Challenging Each Other and Competing Together at VCIC

Thursday, March 25, 2021
by Yigga Z., AFM student

The secret to having confidence on a national stage

Photo of Yigga
I feel like venture capital is essentially smart people trying to predict the future. And sometimes, when you’re surrounded by smart people, you can just feel that intensity.

Going into the undergraduate Venture Capital Investment Competition (VCIC), I was nervous. What if I wasn’t prepared enough? I mean, I was working in venture capital, was that enough? And then there was our team — I wanted us to work well.

Here were some snippets from a team discussion we had going into the homestretch of the competition:

“That won’t work.”

“Why not? The judges will think—”

“No, the judges will ask questions—”

“Like I said before, that—”

Luckily, by this point in working together, I was no longer worried.

“Let’s do this,” I interrupted (politely, of course). “We can do a bit of both. Lead with yours, then follow up with yours if they push back.”

I knew the nods were coming before I saw them. After all, we were nearing the finish line.
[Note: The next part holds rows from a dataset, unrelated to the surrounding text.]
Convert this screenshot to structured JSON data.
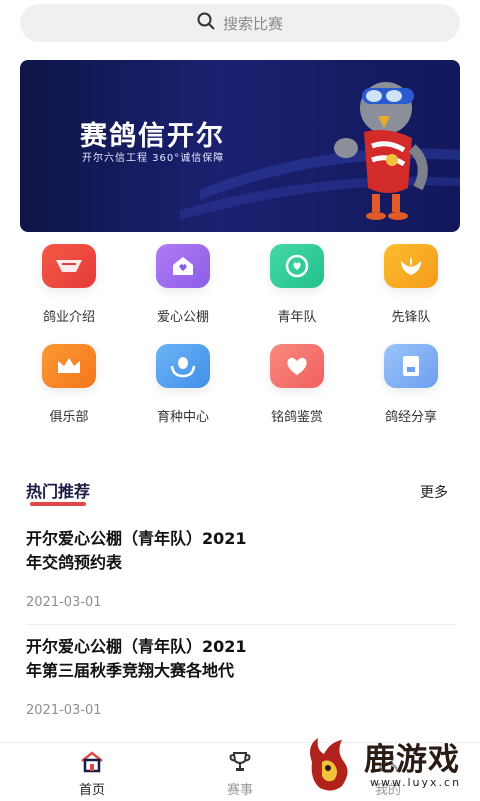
{
  "search": {
    "placeholder": "搜索比赛",
    "icon": "search-icon"
  },
  "banner": {
    "title": "赛鸽信开尔",
    "subtitle": "开尔六信工程   360°诚信保障"
  },
  "categories": [
    {
      "label": "鸽业介绍",
      "icon": "brand-logo-icon",
      "color": "#ee4b43"
    },
    {
      "label": "爱心公棚",
      "icon": "heart-house-icon",
      "color": "#9a6ff0"
    },
    {
      "label": "青年队",
      "icon": "smile-heart-icon",
      "color": "#2fcf9a"
    },
    {
      "label": "先锋队",
      "icon": "wings-icon",
      "color": "#f6a51e"
    },
    {
      "label": "俱乐部",
      "icon": "crown-icon",
      "color": "#f7851f"
    },
    {
      "label": "育种中心",
      "icon": "hands-egg-icon",
      "color": "#4e9ff0"
    },
    {
      "label": "铭鸽鉴赏",
      "icon": "heart-tag-icon",
      "color": "#f36b6b"
    },
    {
      "label": "鸽经分享",
      "icon": "book-icon",
      "color": "#72a8f5"
    }
  ],
  "section": {
    "title": "热门推荐",
    "more": "更多"
  },
  "news": [
    {
      "title_line1": "开尔爱心公棚（青年队）2021",
      "title_line2": "年交鸽预约表",
      "date": "2021-03-01"
    },
    {
      "title_line1": "开尔爱心公棚（青年队）2021",
      "title_line2": "年第三届秋季竞翔大赛各地代",
      "date": "2021-03-01"
    }
  ],
  "tabs": [
    {
      "label": "首页",
      "icon": "home-icon",
      "active": true
    },
    {
      "label": "赛事",
      "icon": "trophy-icon",
      "active": false
    },
    {
      "label": "我的",
      "icon": "user-icon",
      "active": false
    }
  ],
  "watermark": {
    "text": "鹿游戏",
    "url": "www.luyx.cn"
  },
  "colors": {
    "accent": "#e0484a",
    "active_tab": "#222222",
    "inactive_tab": "#9a9a9a"
  }
}
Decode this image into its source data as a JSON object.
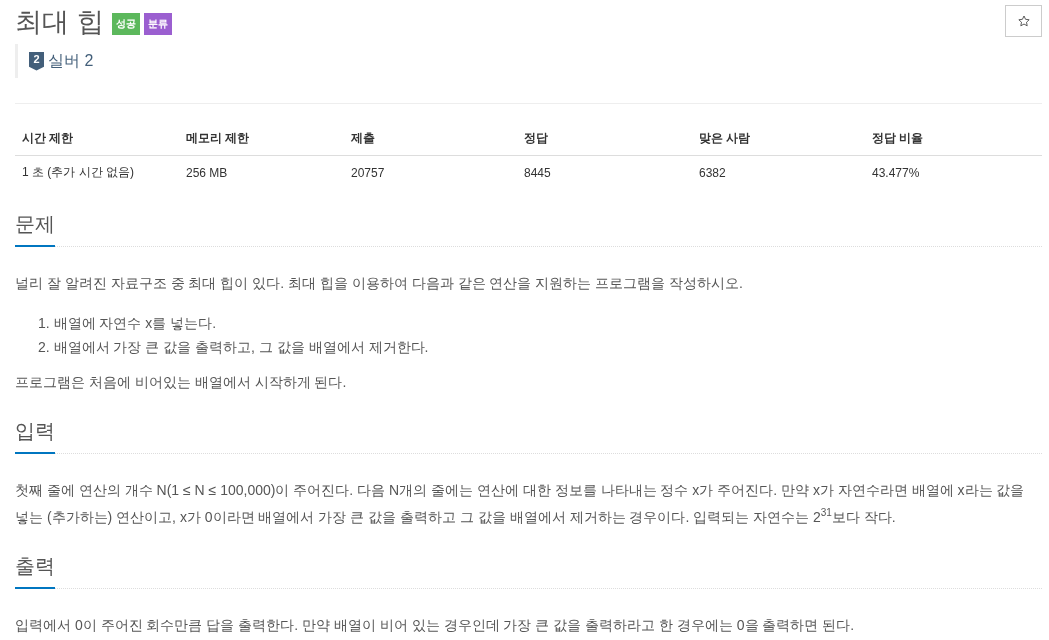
{
  "title": "최대 힙",
  "labels": [
    {
      "text": "성공",
      "color": "#5cb85c"
    },
    {
      "text": "분류",
      "color": "#9b5fd0"
    }
  ],
  "starred": false,
  "tier": {
    "badge": "2",
    "label": "실버 2"
  },
  "stats_table": {
    "columns": [
      "시간 제한",
      "메모리 제한",
      "제출",
      "정답",
      "맞은 사람",
      "정답 비율"
    ],
    "rows": [
      [
        "1 초 (추가 시간 없음)",
        "256 MB",
        "20757",
        "8445",
        "6382",
        "43.477%"
      ]
    ]
  },
  "sections": [
    {
      "heading": "문제",
      "blocks": [
        {
          "kind": "paragraph",
          "text": "널리 잘 알려진 자료구조 중 최대 힙이 있다. 최대 힙을 이용하여 다음과 같은 연산을 지원하는 프로그램을 작성하시오."
        },
        {
          "kind": "ordered_list",
          "items": [
            "1. 배열에 자연수 x를 넣는다.",
            "2. 배열에서 가장 큰 값을 출력하고, 그 값을 배열에서 제거한다."
          ]
        },
        {
          "kind": "paragraph",
          "text": "프로그램은 처음에 비어있는 배열에서 시작하게 된다."
        }
      ]
    },
    {
      "heading": "입력",
      "blocks": [
        {
          "kind": "paragraph",
          "text": "첫째 줄에 연산의 개수 N(1 ≤ N ≤ 100,000)이 주어진다. 다음 N개의 줄에는 연산에 대한 정보를 나타내는 정수 x가 주어진다. 만약 x가 자연수라면 배열에 x라는 값을 넣는 (추가하는) 연산이고, x가 0이라면 배열에서 가장 큰 값을 출력하고 그 값을 배열에서 제거하는 경우이다. 입력되는 자연수는 2$^{31}$보다 작다."
        }
      ]
    },
    {
      "heading": "출력",
      "blocks": [
        {
          "kind": "paragraph",
          "text": "입력에서 0이 주어진 회수만큼 답을 출력한다. 만약 배열이 비어 있는 경우인데 가장 큰 값을 출력하라고 한 경우에는 0을 출력하면 된다."
        }
      ]
    }
  ]
}
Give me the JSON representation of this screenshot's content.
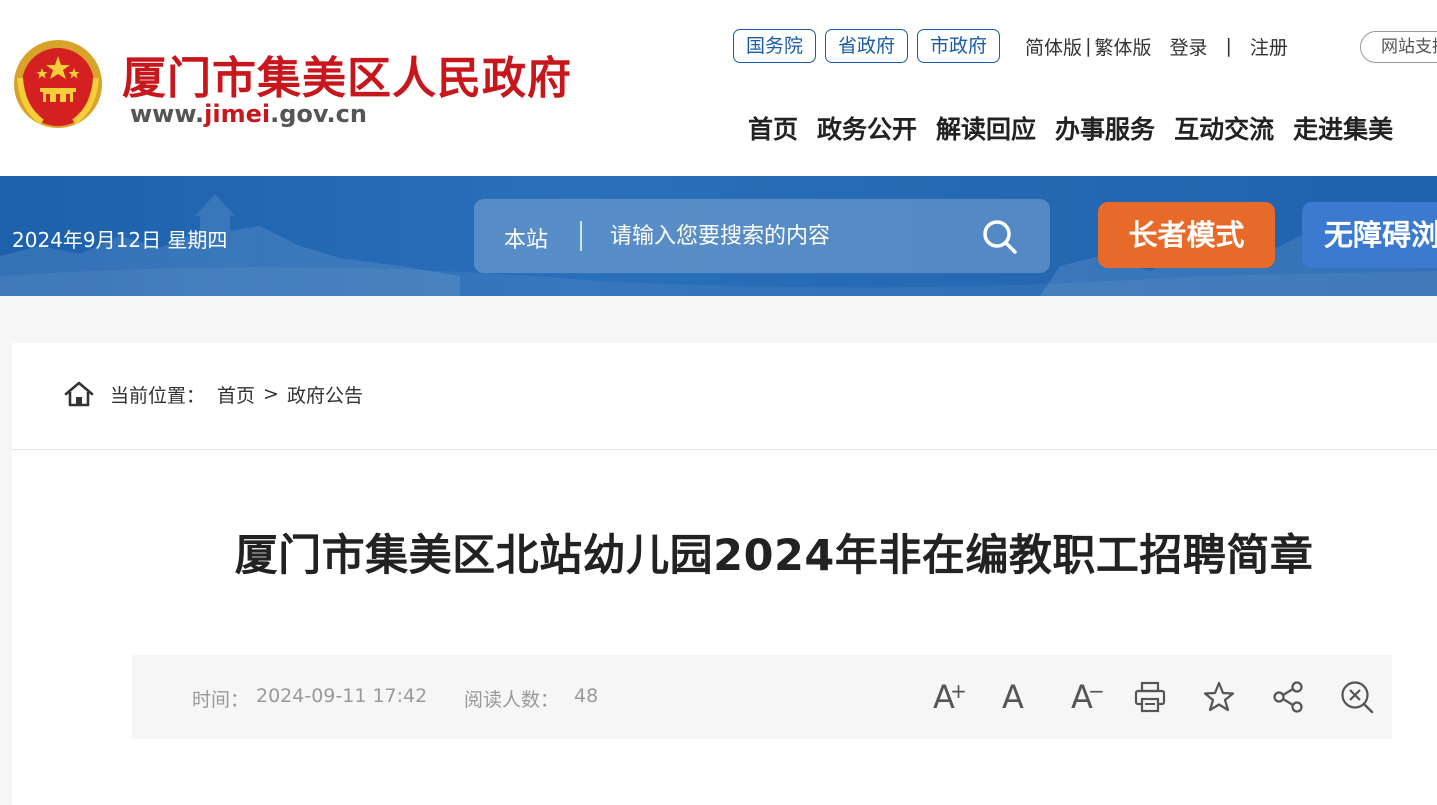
{
  "header": {
    "site_name": "厦门市集美区人民政府",
    "site_url_prefix": "www.",
    "site_url_highlight": "jimei",
    "site_url_suffix": ".gov.cn",
    "gov_links": [
      "国务院",
      "省政府",
      "市政府"
    ],
    "lang_simplified": "简体版",
    "lang_separator": "|",
    "lang_traditional": "繁体版",
    "login": "登录",
    "auth_separator": "|",
    "register": "注册",
    "support": "网站支持",
    "nav": [
      "首页",
      "政务公开",
      "解读回应",
      "办事服务",
      "互动交流",
      "走进集美"
    ]
  },
  "banner": {
    "date": "2024年9月12日 星期四",
    "search_scope": "本站",
    "search_placeholder": "请输入您要搜索的内容",
    "elder_mode": "长者模式",
    "accessibility": "无障碍浏览"
  },
  "breadcrumb": {
    "label": "当前位置：",
    "home": "首页",
    "arrow": ">",
    "current": "政府公告"
  },
  "article": {
    "title": "厦门市集美区北站幼儿园2024年非在编教职工招聘简章",
    "time_label": "时间：",
    "time": "2024-09-11 17:42",
    "read_label": "阅读人数：",
    "read_count": "48"
  },
  "tools": {
    "font_larger": "A",
    "font_larger_sup": "+",
    "font_default": "A",
    "font_smaller": "A",
    "font_smaller_sup": "−"
  },
  "colors": {
    "brand_red": "#c8161d",
    "banner_blue": "#1d61ad",
    "elder_orange": "#e86a2a",
    "access_blue": "#3c7ad0",
    "link_blue": "#1a5ca8"
  }
}
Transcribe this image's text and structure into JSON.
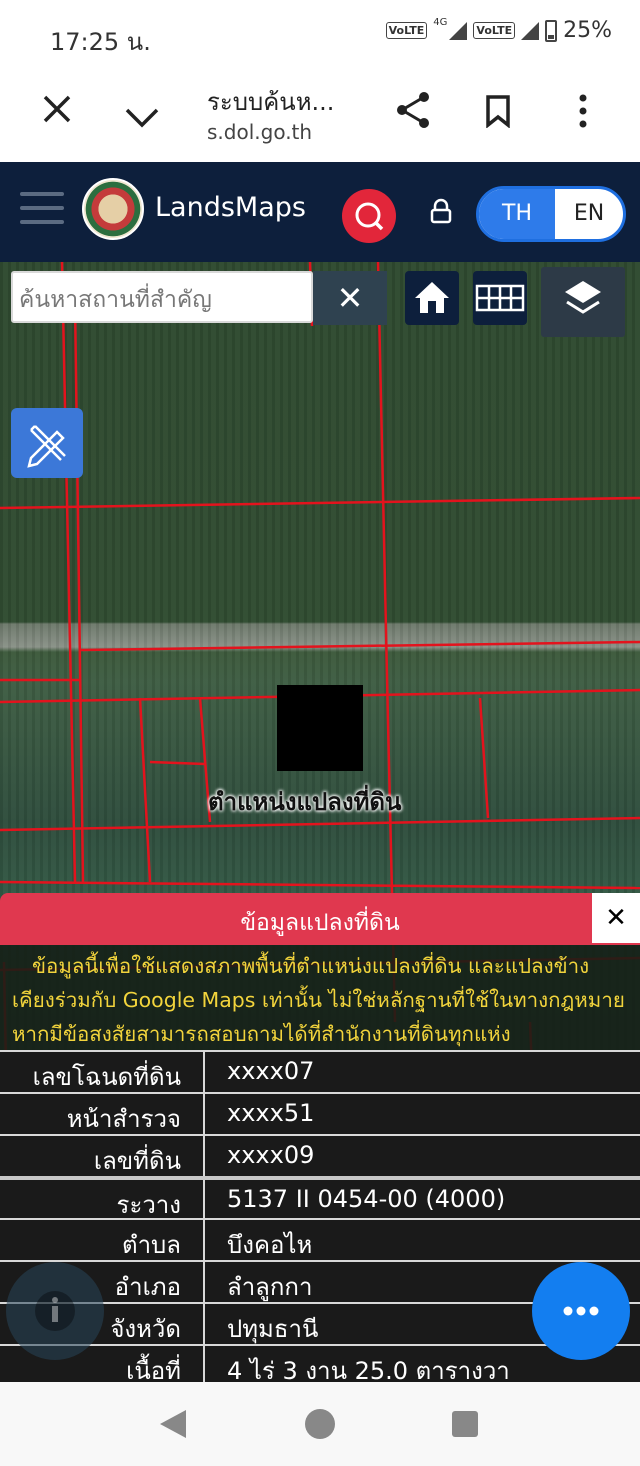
{
  "status": {
    "time": "17:25 น.",
    "volte": "VoLTE",
    "network": "4G",
    "battery": "25%"
  },
  "browser": {
    "title": "ระบบค้นห...",
    "url": "s.dol.go.th"
  },
  "app": {
    "name": "LandsMaps",
    "lang_th": "TH",
    "lang_en": "EN",
    "active_lang": "TH",
    "accent": "#0d1f3c"
  },
  "map": {
    "search_placeholder": "ค้นหาสถานที่สำคัญ",
    "clear_symbol": "✕",
    "parcel_label": "ตำแหน่งแปลงที่ดิน"
  },
  "panel": {
    "title": "ข้อมูลแปลงที่ดิน",
    "close_symbol": "✕",
    "disclaimer": "ข้อมูลนี้เพื่อใช้แสดงสภาพพื้นที่ตำแหน่งแปลงที่ดิน และแปลงข้างเคียงร่วมกับ Google Maps เท่านั้น ไม่ใช่หลักฐานที่ใช้ในทางกฎหมาย หากมีข้อสงสัยสามารถสอบถามได้ที่สำนักงานที่ดินทุกแห่ง",
    "rows": [
      {
        "key": "เลขโฉนดที่ดิน",
        "value": "xxxx07"
      },
      {
        "key": "หน้าสำรวจ",
        "value": "xxxx51"
      },
      {
        "key": "เลขที่ดิน",
        "value": "xxxx09"
      },
      {
        "key": "ระวาง",
        "value": "5137 II 0454-00 (4000)"
      },
      {
        "key": "ตำบล",
        "value": "บึงคอไห"
      },
      {
        "key": "อำเภอ",
        "value": "ลำลูกกา"
      },
      {
        "key": "จังหวัด",
        "value": "ปทุมธานี"
      },
      {
        "key": "เนื้อที่",
        "value": "4 ไร่ 3 งาน 25.0 ตารางวา"
      }
    ]
  }
}
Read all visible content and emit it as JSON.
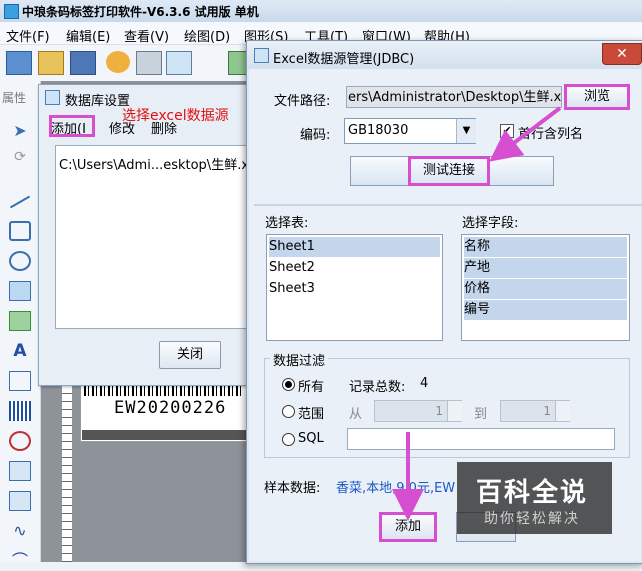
{
  "app": {
    "title": "中琅条码标签打印软件-V6.3.6 试用版 单机",
    "menu": [
      "文件(F)",
      "编辑(E)",
      "查看(V)",
      "绘图(D)",
      "图形(S)",
      "工具(T)",
      "窗口(W)",
      "帮助(H)"
    ],
    "side_tab": "属性"
  },
  "canvas": {
    "barcode_text": "EW20200226"
  },
  "db_window": {
    "title": "数据库设置",
    "add_label": "添加(I",
    "edit_label": "修改",
    "delete_label": "删除",
    "item": "C:\\Users\\Admi...esktop\\生鲜.x",
    "close_label": "关闭",
    "callout": "选择excel数据源"
  },
  "excel_dialog": {
    "title": "Excel数据源管理(JDBC)",
    "close_symbol": "✕",
    "file_path_label": "文件路径:",
    "file_path_value": "ers\\Administrator\\Desktop\\生鲜.xls",
    "browse_label": "浏览",
    "encoding_label": "编码:",
    "encoding_value": "GB18030",
    "first_row_label": "首行含列名",
    "first_row_checked": true,
    "test_label": "测试连接",
    "tables_label": "选择表:",
    "tables": [
      "Sheet1",
      "Sheet2",
      "Sheet3"
    ],
    "fields_label": "选择字段:",
    "fields": [
      "名称",
      "产地",
      "价格",
      "编号"
    ],
    "filter_title": "数据过滤",
    "filter_all": "所有",
    "record_count_label": "记录总数:",
    "record_count": "4",
    "filter_range": "范围",
    "range_from_label": "从",
    "range_from": "1",
    "range_to_label": "到",
    "range_to": "1",
    "filter_sql": "SQL",
    "sample_label": "样本数据:",
    "sample_value": "香菜,本地,9.0元,EW",
    "add_label": "添加"
  },
  "watermark": {
    "title": "百科全说",
    "subtitle": "助你轻松解决"
  },
  "colors": {
    "highlight": "#d64fd0",
    "arrow": "#d64fd0",
    "callout": "#e01010",
    "link": "#1c58c8"
  }
}
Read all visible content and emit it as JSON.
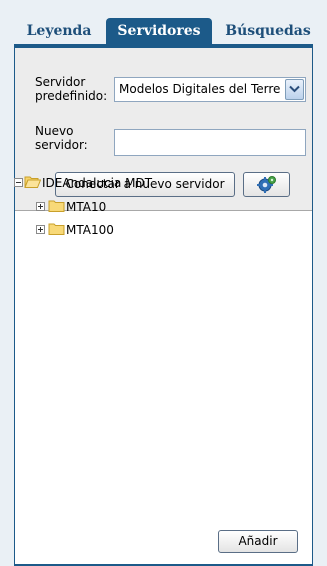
{
  "tabs": [
    {
      "label": "Leyenda"
    },
    {
      "label": "Servidores"
    },
    {
      "label": "Búsquedas"
    }
  ],
  "form": {
    "server_label": "Servidor predefinido:",
    "server_value": "Modelos Digitales del Terre",
    "new_server_label": "Nuevo servidor:",
    "new_server_value": "",
    "connect_button": "Conectar a nuevo servidor",
    "gear_icon": "gear-icon"
  },
  "tree": {
    "root": {
      "label": "IDEAndalucia MDT"
    },
    "children": [
      {
        "label": "MTA10"
      },
      {
        "label": "MTA100"
      }
    ]
  },
  "actions": {
    "add_button": "Añadir"
  },
  "colors": {
    "accent": "#1c5a89",
    "tab_text": "#1e4f7a",
    "form_background": "#ececec"
  }
}
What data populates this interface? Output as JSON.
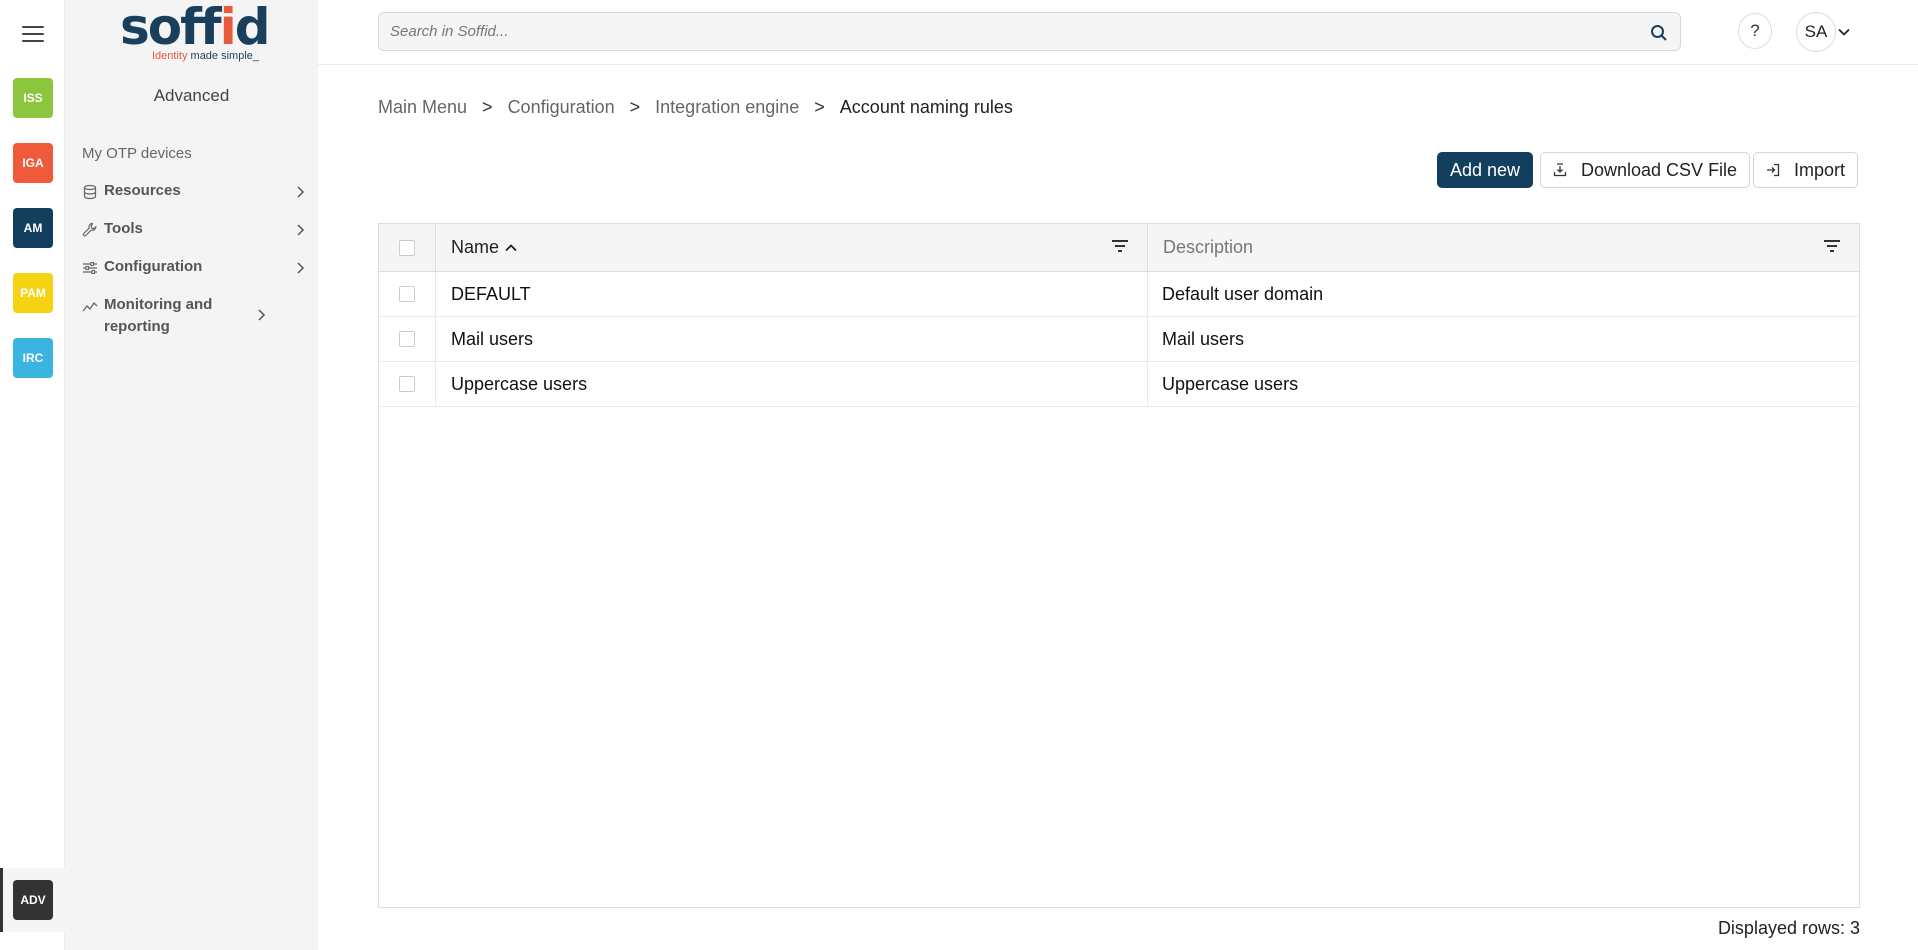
{
  "app": {
    "brand": "soffid",
    "brand_tagline_a": "Identity",
    "brand_tagline_b": "made simple_"
  },
  "rail": {
    "apps": [
      {
        "label": "ISS",
        "color": "#8cc63f"
      },
      {
        "label": "IGA",
        "color": "#f05a3a"
      },
      {
        "label": "AM",
        "color": "#123f5e"
      },
      {
        "label": "PAM",
        "color": "#f5d212"
      },
      {
        "label": "IRC",
        "color": "#3ab4e0"
      }
    ],
    "active_app": {
      "label": "ADV",
      "color": "#333333"
    }
  },
  "sidebar": {
    "title": "Advanced",
    "plain_item": "My OTP devices",
    "items": [
      {
        "label": "Resources",
        "icon": "database-icon"
      },
      {
        "label": "Tools",
        "icon": "wrench-icon"
      },
      {
        "label": "Configuration",
        "icon": "sliders-icon"
      },
      {
        "label": "Monitoring and reporting",
        "icon": "chart-line-icon"
      }
    ]
  },
  "header": {
    "search_placeholder": "Search in Soffid...",
    "help_label": "?",
    "user_initials": "SA"
  },
  "breadcrumb": {
    "items": [
      "Main Menu",
      "Configuration",
      "Integration engine"
    ],
    "separator": ">",
    "current": "Account naming rules"
  },
  "toolbar": {
    "add_label": "Add new",
    "download_label": "Download CSV File",
    "import_label": "Import"
  },
  "table": {
    "columns": [
      "Name",
      "Description"
    ],
    "rows": [
      {
        "name": "DEFAULT",
        "description": "Default user domain"
      },
      {
        "name": "Mail users",
        "description": "Mail users"
      },
      {
        "name": "Uppercase users",
        "description": "Uppercase users"
      }
    ],
    "footer": "Displayed rows: 3"
  }
}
We had worked hard researching three unfamiliar companies (read: much Googling, debating, and head-scratching). And we had just completed three back-to-back due diligence sessions (read: professional speed dating with start-up founders). We just had the partner presentation left.

The mood was intense, but could you blame us? We were a team of six from the University of Waterloo’s Student Venture Fund, meaning we all had early-stage investing experience. From there it diverged. Some of us had later-stage experience —having worked in growth equity and public markets. And others were highly involved in business-themed extracurriculars or were on a path to a dual accounting and finance specialization.

But right now, we were in that venture capitalist mindset and we were (and are) smart. And sometimes smart people can get intense. However, intensity, from what we know studying at the School of Accounting and Finance (SAF), isn’t necessarily a bad thing. I didn’t feel an ounce of doubt walking into the final partner meeting. I knew my team was there for me and me for them. We challenged each other, pushed each other, supported each other—and in the end, we won with each other!

This snapshot from our day at the VCIC captures why I applied to the competition. I wanted a challenge, and I was pleasantly surprised when I got what I asked for—from my teammates, no less! I’m looking forward to competing with them again at the Global Finals in April 2021, and I’m grateful for this opportunity. From me to you, I hope you’ll come to see how SAF programs can shape your future, too.